Facets has assembled a sturdy roster of twenty or so key cinematic souvenirs of the anti-Vietnam War movement that exploded in Chicago during the August 1968 Democratic Convention, including Haskell Wexler’s famous metafiction, “Medium Cool,” which, during a police tear gas attack has a camera operator’s words left on the soundtrack, “Look out, Haskell, it’s real!” The other reel attractions include “The Murder of Fred Hampton”; the Oscar-nominated “The War at Home”; “Berkeley in the Sixties”; two docs about Czechoslovakia’s ferment in that year; the Chicago premiere of John Frankenheimer’s half-hour official campaign film for Robert F. Kennedy; Tom Palazzolo’s “Campaign”; the potent “Winter Solider”; youth revolt satire “Wild in the Streets”; Norman Mailer’s rarely shown egomentary, “Maidstone”; and Louis Malle’s fictional “Fools in May.” Rarely shown shorts are among the attractions. It’s an ambitious, heady stew. On Saturday, I’ll moderate “Filming the Revolution,” a panel discussion with filmmakers Jill Godmilow, Gordon Quinn, Judy Hoffman, Peter Kuttner, Bill Kottle and Mike James. (Ray Pride)

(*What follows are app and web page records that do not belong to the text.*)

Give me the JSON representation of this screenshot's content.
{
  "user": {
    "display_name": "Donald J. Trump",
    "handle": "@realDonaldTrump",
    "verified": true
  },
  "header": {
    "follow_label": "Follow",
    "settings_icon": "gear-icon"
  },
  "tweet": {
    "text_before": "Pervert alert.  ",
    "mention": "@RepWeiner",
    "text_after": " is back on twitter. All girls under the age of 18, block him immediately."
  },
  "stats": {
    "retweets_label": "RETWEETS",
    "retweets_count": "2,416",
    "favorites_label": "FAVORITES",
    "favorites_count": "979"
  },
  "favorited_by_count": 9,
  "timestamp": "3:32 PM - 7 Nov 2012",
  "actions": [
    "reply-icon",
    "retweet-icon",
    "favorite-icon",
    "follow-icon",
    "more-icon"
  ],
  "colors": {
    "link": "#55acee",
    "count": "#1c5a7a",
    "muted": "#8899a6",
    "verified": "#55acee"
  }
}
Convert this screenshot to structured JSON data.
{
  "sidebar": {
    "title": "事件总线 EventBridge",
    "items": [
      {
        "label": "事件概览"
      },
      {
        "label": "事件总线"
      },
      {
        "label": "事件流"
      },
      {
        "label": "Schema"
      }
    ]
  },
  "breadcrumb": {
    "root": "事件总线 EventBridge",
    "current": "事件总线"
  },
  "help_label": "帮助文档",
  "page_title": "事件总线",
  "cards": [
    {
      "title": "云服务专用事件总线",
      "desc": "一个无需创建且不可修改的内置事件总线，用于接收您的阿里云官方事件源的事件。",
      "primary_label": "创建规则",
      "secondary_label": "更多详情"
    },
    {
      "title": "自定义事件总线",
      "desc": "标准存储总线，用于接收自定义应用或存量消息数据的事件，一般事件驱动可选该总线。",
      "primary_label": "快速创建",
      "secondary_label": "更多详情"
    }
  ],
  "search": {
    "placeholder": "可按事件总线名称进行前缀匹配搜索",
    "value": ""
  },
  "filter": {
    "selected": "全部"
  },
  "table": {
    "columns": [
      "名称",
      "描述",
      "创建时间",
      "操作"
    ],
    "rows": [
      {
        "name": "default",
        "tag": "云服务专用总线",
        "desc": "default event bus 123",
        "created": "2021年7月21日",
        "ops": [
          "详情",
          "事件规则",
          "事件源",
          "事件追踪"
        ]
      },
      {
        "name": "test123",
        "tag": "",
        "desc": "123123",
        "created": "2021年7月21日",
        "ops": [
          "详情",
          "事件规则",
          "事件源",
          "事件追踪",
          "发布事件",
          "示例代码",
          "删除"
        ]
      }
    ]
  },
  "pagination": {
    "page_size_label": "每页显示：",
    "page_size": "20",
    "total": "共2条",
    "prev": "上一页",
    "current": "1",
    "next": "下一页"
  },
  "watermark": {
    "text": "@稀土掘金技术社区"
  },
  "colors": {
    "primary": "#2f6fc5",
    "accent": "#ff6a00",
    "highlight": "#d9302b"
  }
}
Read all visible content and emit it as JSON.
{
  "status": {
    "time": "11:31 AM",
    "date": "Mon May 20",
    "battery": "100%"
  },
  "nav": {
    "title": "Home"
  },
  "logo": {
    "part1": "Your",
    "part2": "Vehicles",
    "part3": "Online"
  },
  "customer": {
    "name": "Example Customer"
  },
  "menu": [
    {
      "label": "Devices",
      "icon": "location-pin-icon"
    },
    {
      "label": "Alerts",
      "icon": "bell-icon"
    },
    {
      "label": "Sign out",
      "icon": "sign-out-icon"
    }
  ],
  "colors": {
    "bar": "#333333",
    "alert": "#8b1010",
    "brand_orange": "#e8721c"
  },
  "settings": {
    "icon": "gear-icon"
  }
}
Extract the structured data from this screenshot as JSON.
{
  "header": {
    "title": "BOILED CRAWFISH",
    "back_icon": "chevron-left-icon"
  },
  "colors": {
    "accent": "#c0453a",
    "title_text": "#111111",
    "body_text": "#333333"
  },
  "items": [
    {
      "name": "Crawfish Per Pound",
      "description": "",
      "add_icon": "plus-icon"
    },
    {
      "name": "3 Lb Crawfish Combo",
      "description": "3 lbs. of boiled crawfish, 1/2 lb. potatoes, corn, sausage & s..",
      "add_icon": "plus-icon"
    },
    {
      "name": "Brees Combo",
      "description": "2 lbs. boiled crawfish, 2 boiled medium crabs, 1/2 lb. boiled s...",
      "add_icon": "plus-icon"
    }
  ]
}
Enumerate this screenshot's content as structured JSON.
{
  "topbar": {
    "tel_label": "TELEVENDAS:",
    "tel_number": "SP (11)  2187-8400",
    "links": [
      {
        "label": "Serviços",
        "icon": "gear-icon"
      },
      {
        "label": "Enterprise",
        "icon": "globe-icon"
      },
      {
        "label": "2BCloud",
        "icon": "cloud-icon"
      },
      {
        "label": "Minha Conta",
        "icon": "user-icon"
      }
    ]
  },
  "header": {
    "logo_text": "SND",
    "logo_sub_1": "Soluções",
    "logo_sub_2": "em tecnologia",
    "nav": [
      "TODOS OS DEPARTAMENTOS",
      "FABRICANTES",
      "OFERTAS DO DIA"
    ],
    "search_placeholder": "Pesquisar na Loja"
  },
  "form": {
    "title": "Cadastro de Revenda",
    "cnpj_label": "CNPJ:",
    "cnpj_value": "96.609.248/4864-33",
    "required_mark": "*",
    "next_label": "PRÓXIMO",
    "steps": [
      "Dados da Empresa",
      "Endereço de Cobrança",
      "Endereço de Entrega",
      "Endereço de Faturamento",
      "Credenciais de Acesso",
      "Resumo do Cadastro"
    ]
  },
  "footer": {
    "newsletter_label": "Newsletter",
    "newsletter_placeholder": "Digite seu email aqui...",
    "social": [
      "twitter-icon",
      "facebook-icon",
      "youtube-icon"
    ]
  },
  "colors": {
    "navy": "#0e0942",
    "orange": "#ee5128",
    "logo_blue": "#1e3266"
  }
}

“40 Years After: Filming the ’68 Revolution” plays all this week at Facets. The schedule is at www.facets.org. The panel discussion is August 23 at 10am.